Task details: Restate the whole of the data verbatim, omitting nothing.

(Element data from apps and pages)
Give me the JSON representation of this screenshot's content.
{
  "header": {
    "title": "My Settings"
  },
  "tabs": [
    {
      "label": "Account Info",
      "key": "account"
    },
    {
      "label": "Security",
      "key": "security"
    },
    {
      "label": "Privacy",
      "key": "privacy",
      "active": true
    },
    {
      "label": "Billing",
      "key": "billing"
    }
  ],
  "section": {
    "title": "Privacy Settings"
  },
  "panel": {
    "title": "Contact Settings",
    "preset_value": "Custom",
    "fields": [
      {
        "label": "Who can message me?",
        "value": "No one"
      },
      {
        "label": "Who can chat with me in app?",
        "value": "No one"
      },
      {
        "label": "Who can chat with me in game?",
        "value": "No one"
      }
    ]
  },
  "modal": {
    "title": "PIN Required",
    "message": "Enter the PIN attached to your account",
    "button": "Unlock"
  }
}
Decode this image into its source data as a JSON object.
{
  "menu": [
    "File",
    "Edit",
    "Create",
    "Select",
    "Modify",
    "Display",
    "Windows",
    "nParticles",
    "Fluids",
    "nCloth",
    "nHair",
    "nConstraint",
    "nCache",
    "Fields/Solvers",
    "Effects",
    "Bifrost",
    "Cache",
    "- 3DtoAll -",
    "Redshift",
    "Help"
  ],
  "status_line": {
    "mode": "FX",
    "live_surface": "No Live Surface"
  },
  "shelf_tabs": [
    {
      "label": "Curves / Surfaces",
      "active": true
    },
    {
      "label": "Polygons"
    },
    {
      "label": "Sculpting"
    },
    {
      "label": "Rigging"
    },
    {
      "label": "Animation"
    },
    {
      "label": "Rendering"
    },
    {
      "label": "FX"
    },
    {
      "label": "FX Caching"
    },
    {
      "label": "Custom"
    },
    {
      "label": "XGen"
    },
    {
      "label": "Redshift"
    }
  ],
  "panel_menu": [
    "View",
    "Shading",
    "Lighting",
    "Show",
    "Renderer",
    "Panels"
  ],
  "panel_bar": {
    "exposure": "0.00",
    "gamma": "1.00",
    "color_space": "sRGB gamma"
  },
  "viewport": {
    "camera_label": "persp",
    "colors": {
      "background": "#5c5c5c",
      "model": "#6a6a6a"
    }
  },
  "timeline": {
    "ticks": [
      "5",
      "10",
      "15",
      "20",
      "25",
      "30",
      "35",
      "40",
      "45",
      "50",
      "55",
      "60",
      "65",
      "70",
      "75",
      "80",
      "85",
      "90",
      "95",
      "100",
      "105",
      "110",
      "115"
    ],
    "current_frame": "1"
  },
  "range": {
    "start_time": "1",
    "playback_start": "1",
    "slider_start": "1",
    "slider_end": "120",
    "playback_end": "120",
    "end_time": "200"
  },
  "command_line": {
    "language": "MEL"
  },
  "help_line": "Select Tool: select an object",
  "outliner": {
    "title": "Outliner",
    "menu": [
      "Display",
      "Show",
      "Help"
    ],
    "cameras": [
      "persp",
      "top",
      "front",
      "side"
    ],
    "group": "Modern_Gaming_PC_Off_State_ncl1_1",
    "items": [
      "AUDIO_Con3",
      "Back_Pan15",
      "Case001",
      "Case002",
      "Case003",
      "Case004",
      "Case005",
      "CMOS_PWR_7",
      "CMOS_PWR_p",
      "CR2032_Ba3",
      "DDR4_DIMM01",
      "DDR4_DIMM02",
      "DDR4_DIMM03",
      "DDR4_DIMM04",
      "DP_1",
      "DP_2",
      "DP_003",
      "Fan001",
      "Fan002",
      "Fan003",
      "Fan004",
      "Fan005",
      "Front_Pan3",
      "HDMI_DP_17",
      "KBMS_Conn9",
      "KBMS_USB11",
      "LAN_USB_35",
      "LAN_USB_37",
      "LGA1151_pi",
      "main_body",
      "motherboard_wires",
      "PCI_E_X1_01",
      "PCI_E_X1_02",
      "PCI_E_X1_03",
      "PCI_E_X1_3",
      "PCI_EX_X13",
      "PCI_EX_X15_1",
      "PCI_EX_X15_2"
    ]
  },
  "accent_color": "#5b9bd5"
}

Solution to this problem:
Give me the JSON representation of this screenshot's content.
{
  "header": {
    "title": "My Settings"
  },
  "tabs": [
    {
      "label": "Account Info",
      "key": "account"
    },
    {
      "label": "Security",
      "key": "security"
    },
    {
      "label": "Privacy",
      "key": "privacy",
      "active": true
    },
    {
      "label": "Billing",
      "key": "billing"
    }
  ],
  "section": {
    "title": "Privacy Settings"
  },
  "panel": {
    "title": "Contact Settings",
    "preset_value": "Custom",
    "fields": [
      {
        "label": "Who can message me?",
        "value": "No one"
      },
      {
        "label": "Who can chat with me in app?",
        "value": "No one"
      },
      {
        "label": "Who can chat with me in game?",
        "value": "No one"
      }
    ]
  },
  "modal": {
    "title": "PIN Required",
    "message": "Enter the PIN attached to your account",
    "button": "Unlock"
  }
}
Decode this image into its source data as a JSON object.
{
  "menu": [
    "File",
    "Edit",
    "Create",
    "Select",
    "Modify",
    "Display",
    "Windows",
    "nParticles",
    "Fluids",
    "nCloth",
    "nHair",
    "nConstraint",
    "nCache",
    "Fields/Solvers",
    "Effects",
    "Bifrost",
    "Cache",
    "- 3DtoAll -",
    "Redshift",
    "Help"
  ],
  "status_line": {
    "mode": "FX",
    "live_surface": "No Live Surface"
  },
  "shelf_tabs": [
    {
      "label": "Curves / Surfaces",
      "active": true
    },
    {
      "label": "Polygons"
    },
    {
      "label": "Sculpting"
    },
    {
      "label": "Rigging"
    },
    {
      "label": "Animation"
    },
    {
      "label": "Rendering"
    },
    {
      "label": "FX"
    },
    {
      "label": "FX Caching"
    },
    {
      "label": "Custom"
    },
    {
      "label": "XGen"
    },
    {
      "label": "Redshift"
    }
  ],
  "panel_menu": [
    "View",
    "Shading",
    "Lighting",
    "Show",
    "Renderer",
    "Panels"
  ],
  "panel_bar": {
    "exposure": "0.00",
    "gamma": "1.00",
    "color_space": "sRGB gamma"
  },
  "viewport": {
    "camera_label": "persp",
    "colors": {
      "background": "#5c5c5c",
      "model": "#6a6a6a"
    }
  },
  "timeline": {
    "ticks": [
      "5",
      "10",
      "15",
      "20",
      "25",
      "30",
      "35",
      "40",
      "45",
      "50",
      "55",
      "60",
      "65",
      "70",
      "75",
      "80",
      "85",
      "90",
      "95",
      "100",
      "105",
      "110",
      "115"
    ],
    "current_frame": "1"
  },
  "range": {
    "start_time": "1",
    "playback_start": "1",
    "slider_start": "1",
    "slider_end": "120",
    "playback_end": "120",
    "end_time": "200"
  },
  "command_line": {
    "language": "MEL"
  },
  "help_line": "Select Tool: select an object",
  "outliner": {
    "title": "Outliner",
    "menu": [
      "Display",
      "Show",
      "Help"
    ],
    "cameras": [
      "persp",
      "top",
      "front",
      "side"
    ],
    "group": "Modern_Gaming_PC_Off_State_ncl1_1",
    "items": [
      "AUDIO_Con3",
      "Back_Pan15",
      "Case001",
      "Case002",
      "Case003",
      "Case004",
      "Case005",
      "CMOS_PWR_7",
      "CMOS_PWR_p",
      "CR2032_Ba3",
      "DDR4_DIMM01",
      "DDR4_DIMM02",
      "DDR4_DIMM03",
      "DDR4_DIMM04",
      "DP_1",
      "DP_2",
      "DP_003",
      "Fan001",
      "Fan002",
      "Fan003",
      "Fan004",
      "Fan005",
      "Front_Pan3",
      "HDMI_DP_17",
      "KBMS_Conn9",
      "KBMS_USB11",
      "LAN_USB_35",
      "LAN_USB_37",
      "LGA1151_pi",
      "main_body",
      "motherboard_wires",
      "PCI_E_X1_01",
      "PCI_E_X1_02",
      "PCI_E_X1_03",
      "PCI_E_X1_3",
      "PCI_EX_X13",
      "PCI_EX_X15_1",
      "PCI_EX_X15_2"
    ]
  },
  "accent_color": "#5b9bd5"
}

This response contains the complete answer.